WORK TASK — Nothing in the data should be left out or altered when it is retyped.

+ + + + +

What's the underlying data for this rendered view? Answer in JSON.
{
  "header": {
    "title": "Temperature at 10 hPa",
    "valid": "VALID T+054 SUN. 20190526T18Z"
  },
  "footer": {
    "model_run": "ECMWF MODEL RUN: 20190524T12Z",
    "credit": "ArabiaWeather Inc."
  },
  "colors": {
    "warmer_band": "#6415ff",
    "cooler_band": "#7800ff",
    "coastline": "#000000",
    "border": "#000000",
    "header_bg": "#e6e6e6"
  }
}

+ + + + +

RESULT —
What's the underlying data for this rendered view? Answer in JSON.
{
  "header": {
    "title": "Temperature at 10 hPa",
    "valid": "VALID T+054 SUN. 20190526T18Z"
  },
  "footer": {
    "model_run": "ECMWF MODEL RUN: 20190524T12Z",
    "credit": "ArabiaWeather Inc."
  },
  "colors": {
    "warmer_band": "#6415ff",
    "cooler_band": "#7800ff",
    "coastline": "#000000",
    "border": "#000000",
    "header_bg": "#e6e6e6"
  }
}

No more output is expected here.